Traders who are just starting to learn about option trading often ask if there is just one simple indicator on a chart that can help them see an equity’s direction during periods of volatility. The answer is “Yes”. This article will share information about that indicator to teach everyday people how to trade stock options and to earn money doing it!
Channel Commodity Index (CCI) is an indicator that shows whether an equity is overbought or oversold and ready to shift directions. It is an easy indicator to read.
- The Commodity Channel Index (CCI) is a technical indicator that measures the difference between the current price and the historical average price.
- When the CCI is above zero, it indicates the price is above the historic Average and bullish. Conversely, when the CCI is below zero, the price is below the historic average and bearish.
- The CCI is an unbounded oscillator, meaning it can go higher or lower indefinitely. For this reason, overbought and oversold levels are typically determined for each individual asset by looking at historical extreme CCI levels where the price reversed from.
To take this further, let me explain, the marked levels on the indicator. The zero line separates bullish (above zero) and bearish (below zero) territory. When the line rises and crosses the 100 line it is sharing that the equity is now overbought. It can then create what I call a “fin”, like a dolphin or shark fin on the upper level of the chart. As the right side of the fin is created, it is suggesting price is as high as it is going to go for the moment and a drop back below the 100 line suggests temporary weakening from the strength it had. As long as it stays above the zero line, it remains bullish until it crosses back below the zero line.
When the line drops and crosses below the zero line, it is sharing that the equity is now bearish. Then, when it drops below the -100, it is now said to be oversold. It then often creates what I call a “fin”, like a dolphin or shark fin on the lower level of the indicator. As the right side of the fin is created, it is suggesting price is as low as it is going to go for the moment and a rise back above the -100 line suggests temporary strengthening from the dropping strength it had. As long as it stays below the zero line, it remains bearish until it crosses back above the zero line.
This indicator makes it easy for traders to look at a chart to see where price has been, if it is gaining or losing strength now, and what is likely to happen next. Once you grasp how the CCI indicator works, the next step is to learn how to quickly analyze a chart to determine what direction price is apt to move next. I am going to share the image of a chart for the Ford (F).
Now imagine if you learned how to read the CCI indicator and you decided to enter a Put trade on July 14th when the CCI indicator dropped below the 100 line and got out when it started to rise August 21st, rising above the -100 line. It is possible to ride the indicator up and down. But, during periods of volatility some equities swing back and forth daily or throughout the day, if you are trading intraday charts. The period between Feb and May was pretty volatile with a trend only lasting a few days before it headed in the opposite direction. CCI helped, but it was still tricky.

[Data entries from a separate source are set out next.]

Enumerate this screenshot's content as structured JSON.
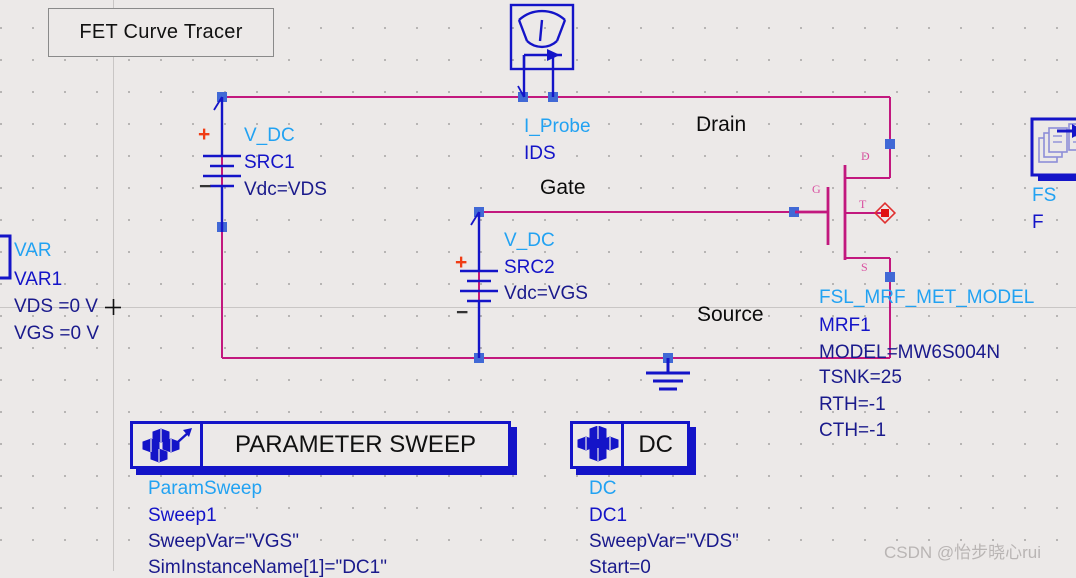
{
  "canvas": {
    "title_label": "FET Curve Tracer",
    "background_color": "#ece9e8",
    "wire_color": "#c2187e",
    "component_color": "#1414c8",
    "pin_color": "#d94fa0",
    "instance_name_color": "#22a2f2",
    "parameter_color": "#1a1a8c"
  },
  "var_block": {
    "icon": "var-block-icon",
    "type": "VAR",
    "instance": "VAR1",
    "params": [
      "VDS =0 V",
      "VGS =0 V"
    ]
  },
  "src1": {
    "icon": "dc-voltage-source-icon",
    "plus": "+",
    "minus": "−",
    "type": "V_DC",
    "instance": "SRC1",
    "params": [
      "Vdc=VDS"
    ]
  },
  "src2": {
    "icon": "dc-voltage-source-icon",
    "plus": "+",
    "minus": "−",
    "type": "V_DC",
    "instance": "SRC2",
    "params": [
      "Vdc=VGS"
    ]
  },
  "iprobe": {
    "icon": "current-probe-meter-icon",
    "type": "I_Probe",
    "instance": "IDS"
  },
  "ground": {
    "icon": "ground-icon"
  },
  "node_labels": {
    "drain": "Drain",
    "gate": "Gate",
    "source": "Source"
  },
  "transistor": {
    "icon": "mosfet-icon",
    "pins": {
      "drain": "D",
      "gate": "G",
      "thermal": "T",
      "source": "S"
    },
    "type": "FSL_MRF_MET_MODEL",
    "instance": "MRF1",
    "params": [
      "MODEL=MW6S004N",
      "TSNK=25",
      "RTH=-1",
      "CTH=-1"
    ]
  },
  "right_edge_block": {
    "icon": "model-stack-icon",
    "type": "FS",
    "instance": "F"
  },
  "param_sweep": {
    "icon": "parameter-sweep-icon",
    "header_label": "PARAMETER SWEEP",
    "type": "ParamSweep",
    "instance": "Sweep1",
    "params": [
      "SweepVar=\"VGS\"",
      "SimInstanceName[1]=\"DC1\""
    ]
  },
  "dc_sim": {
    "icon": "dc-simulation-icon",
    "header_label": "DC",
    "type": "DC",
    "instance": "DC1",
    "params": [
      "SweepVar=\"VDS\"",
      "Start=0"
    ]
  },
  "watermark": {
    "text": "CSDN @怡步晓心rui"
  }
}
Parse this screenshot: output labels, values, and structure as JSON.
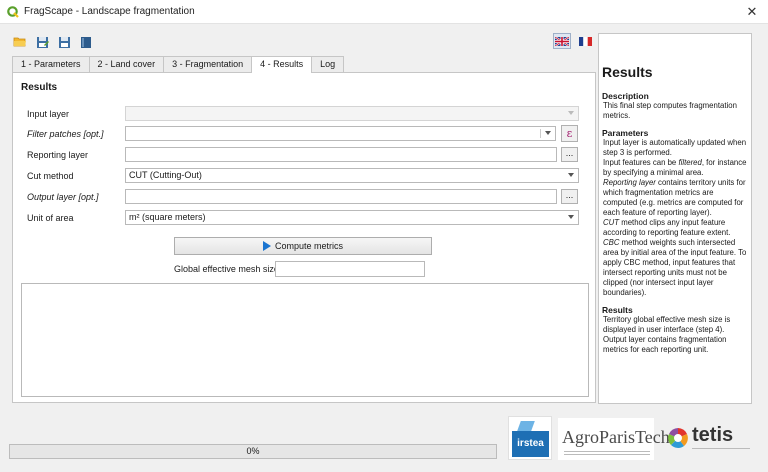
{
  "window": {
    "title": "FragScape - Landscape fragmentation"
  },
  "tabs": [
    {
      "label": "1 - Parameters"
    },
    {
      "label": "2 - Land cover"
    },
    {
      "label": "3 - Fragmentation"
    },
    {
      "label": "4 - Results"
    },
    {
      "label": "Log"
    }
  ],
  "results": {
    "heading": "Results",
    "input_layer_label": "Input layer",
    "filter_label": "Filter patches [opt.]",
    "reporting_label": "Reporting layer",
    "reporting_browse": "...",
    "cut_label": "Cut method",
    "cut_value": "CUT (Cutting-Out)",
    "output_label": "Output layer [opt.]",
    "output_browse": "...",
    "unit_label": "Unit of area",
    "unit_value": "m² (square meters)",
    "expr_glyph": "ε",
    "compute_label": "Compute metrics",
    "mesh_label": "Global effective mesh size"
  },
  "help": {
    "title": "Results",
    "desc_h": "Description",
    "desc": "This final step computes fragmentation metrics.",
    "params_h": "Parameters",
    "p1": "Input layer is automatically updated when step 3 is performed.",
    "p2a": "Input features can be",
    "p2b": "filtered",
    "p2c": ", for instance by specifying a minimal area.",
    "p3a": "Reporting layer",
    "p3b": "contains territory units for which fragmentation metrics are computed (e.g. metrics are computed for each feature of reporting layer).",
    "p4a": "CUT",
    "p4b": "method clips any input feature according to reporting feature extent.",
    "p5a": "CBC",
    "p5b": "method weights such intersected area by initial area of the input feature. To apply CBC method, input features that intersect reporting units must not be clipped (nor intersect input layer boundaries).",
    "results_h": "Results",
    "r1": "Territory global effective mesh size is displayed in user interface (step 4).",
    "r2": "Output layer contains fragmentation metrics for each reporting unit."
  },
  "progress": {
    "text": "0%",
    "value": 0
  },
  "logos": {
    "irstea": "irstea",
    "agro": "AgroParisTech",
    "tetis": "tetis"
  },
  "colors": {
    "accent": "#1a74d0",
    "progress": "#06b025",
    "expr": "#a0186b"
  }
}
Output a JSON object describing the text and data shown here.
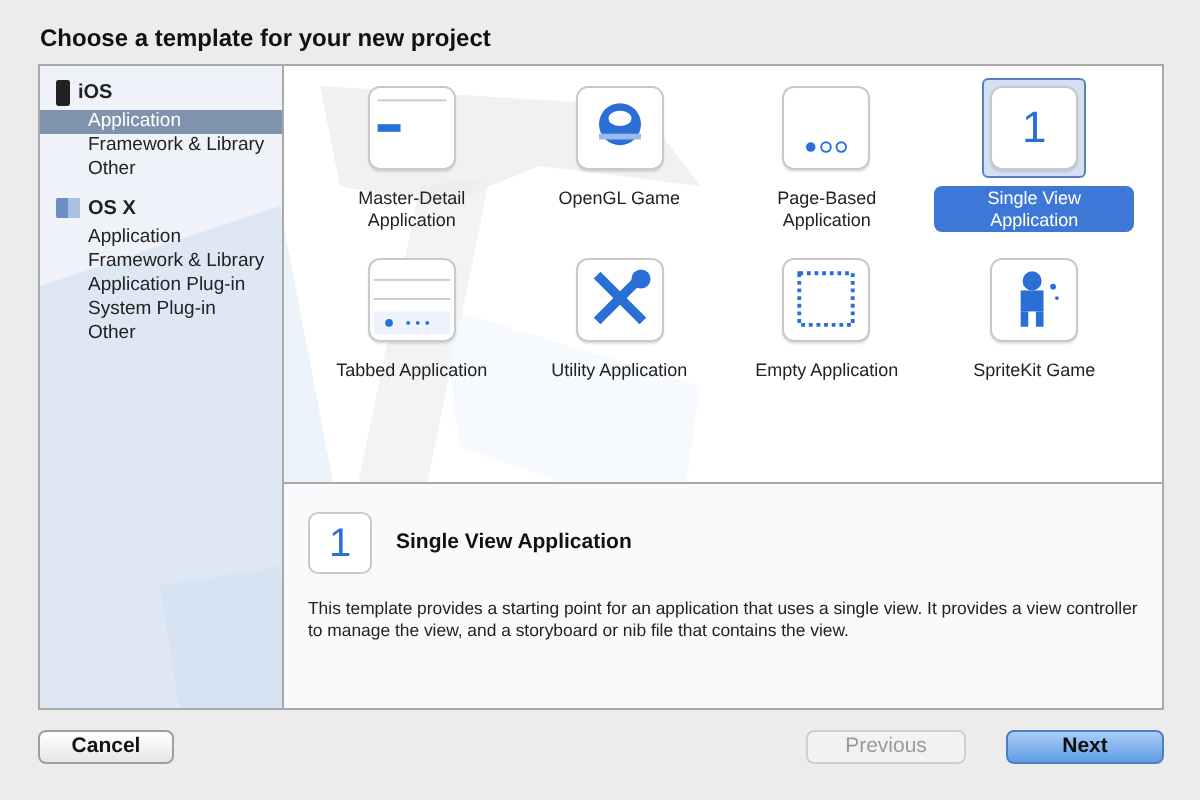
{
  "title": "Choose a template for your new project",
  "sidebar": {
    "groups": [
      {
        "label": "iOS",
        "kind": "device",
        "items": [
          {
            "label": "Application",
            "selected": true
          },
          {
            "label": "Framework & Library",
            "selected": false
          },
          {
            "label": "Other",
            "selected": false
          }
        ]
      },
      {
        "label": "OS X",
        "kind": "desktop",
        "items": [
          {
            "label": "Application",
            "selected": false
          },
          {
            "label": "Framework & Library",
            "selected": false
          },
          {
            "label": "Application Plug-in",
            "selected": false
          },
          {
            "label": "System Plug-in",
            "selected": false
          },
          {
            "label": "Other",
            "selected": false
          }
        ]
      }
    ]
  },
  "templates": [
    {
      "label": "Master-Detail Application",
      "kind": "master-detail",
      "selected": false
    },
    {
      "label": "OpenGL Game",
      "kind": "opengl",
      "selected": false
    },
    {
      "label": "Page-Based Application",
      "kind": "page-based",
      "selected": false
    },
    {
      "label": "Single View Application",
      "kind": "single-view",
      "glyph": "1",
      "selected": true
    },
    {
      "label": "Tabbed Application",
      "kind": "tabbed",
      "selected": false
    },
    {
      "label": "Utility Application",
      "kind": "utility",
      "selected": false
    },
    {
      "label": "Empty Application",
      "kind": "empty",
      "selected": false
    },
    {
      "label": "SpriteKit Game",
      "kind": "spritekit",
      "selected": false
    }
  ],
  "detail": {
    "glyph": "1",
    "title": "Single View Application",
    "description": "This template provides a starting point for an application that uses a single view. It provides a view controller to manage the view, and a storyboard or nib file that contains the view."
  },
  "buttons": [
    {
      "label": "Cancel",
      "kind": "plain",
      "disabled": false
    },
    {
      "label": "Previous",
      "kind": "plain",
      "disabled": true
    },
    {
      "label": "Next",
      "kind": "default",
      "disabled": false
    }
  ]
}
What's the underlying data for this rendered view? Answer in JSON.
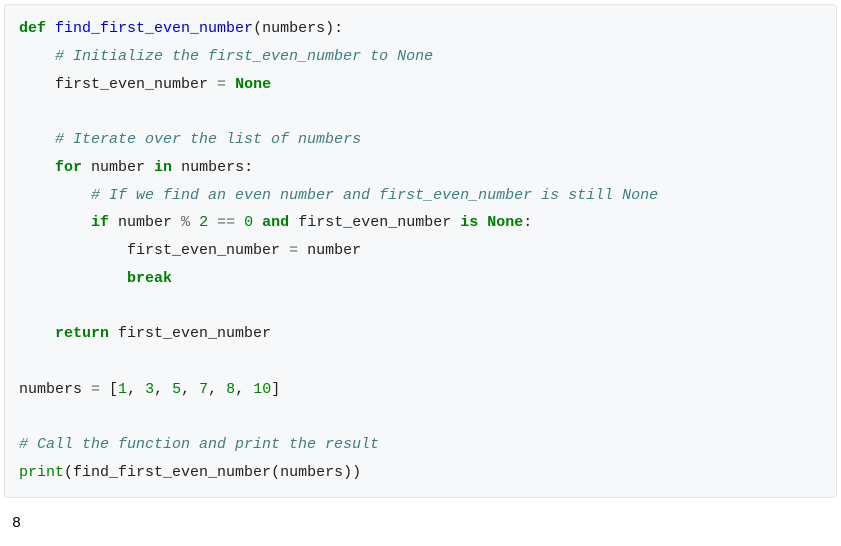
{
  "code": {
    "l1": {
      "kw_def": "def",
      "fn": "find_first_even_number",
      "p_open": "(",
      "arg": "numbers",
      "p_close": "):"
    },
    "l2": {
      "indent": "    ",
      "cm": "# Initialize the first_even_number to None"
    },
    "l3": {
      "indent": "    ",
      "var": "first_even_number ",
      "op": "=",
      "sp": " ",
      "none": "None"
    },
    "l4": {
      "blank": " "
    },
    "l5": {
      "indent": "    ",
      "cm": "# Iterate over the list of numbers"
    },
    "l6": {
      "indent": "    ",
      "for": "for",
      "sp1": " number ",
      "in": "in",
      "sp2": " numbers:"
    },
    "l7": {
      "indent": "        ",
      "cm": "# If we find an even number and first_even_number is still None"
    },
    "l8": {
      "indent": "        ",
      "if": "if",
      "sp1": " number ",
      "op1": "%",
      "sp2": " ",
      "n2": "2",
      "sp3": " ",
      "op2": "==",
      "sp4": " ",
      "n0": "0",
      "sp5": " ",
      "and": "and",
      "sp6": " first_even_number ",
      "is": "is",
      "sp7": " ",
      "none": "None",
      "colon": ":"
    },
    "l9": {
      "indent": "            ",
      "var": "first_even_number ",
      "op": "=",
      "rest": " number"
    },
    "l10": {
      "indent": "            ",
      "break": "break"
    },
    "l11": {
      "blank": " "
    },
    "l12": {
      "indent": "    ",
      "return": "return",
      "rest": " first_even_number"
    },
    "l13": {
      "blank": " "
    },
    "l14": {
      "var": "numbers ",
      "op": "=",
      "sp": " [",
      "n1": "1",
      "c1": ", ",
      "n2": "3",
      "c2": ", ",
      "n3": "5",
      "c3": ", ",
      "n4": "7",
      "c4": ", ",
      "n5": "8",
      "c5": ", ",
      "n6": "10",
      "close": "]"
    },
    "l15": {
      "blank": " "
    },
    "l16": {
      "cm": "# Call the function and print the result"
    },
    "l17": {
      "print": "print",
      "open": "(",
      "fn": "find_first_even_number",
      "args": "(numbers))"
    }
  },
  "output": "8"
}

Below is another chart of Ford (F), but I have decreased its time. This is a 30-minute chart. Each candle represents a period of 30-minutes rather than a day. Notice the difference in volatility. The daily chart has smoothed out a great many of the swings in the CCI. Following or trading the CCI swings on the 30-minute chart would make you dizzy.
When you have swings taking place every day or most days, looking at a longer time frame chart helps to smooth the volatility to really zero in on overall trend direction.
Periodically, even on a daily chart there are periods of indecision within an equity, and then that is when you step aside or find an equity that be trading more decisively.
My goal is to teach everyday people how to trade options, to learn to read charts, and while they are learning, they can participate in a program like ALPHA that trades the daily charts like the chart above. I think of this as an earn-while-you-learn program that is perfectly suited for people who are interested in learning to trade options as well as have the opportunity to earn a profit as part of the learning process.
To speak with me more about this, please contact FFR Trading today.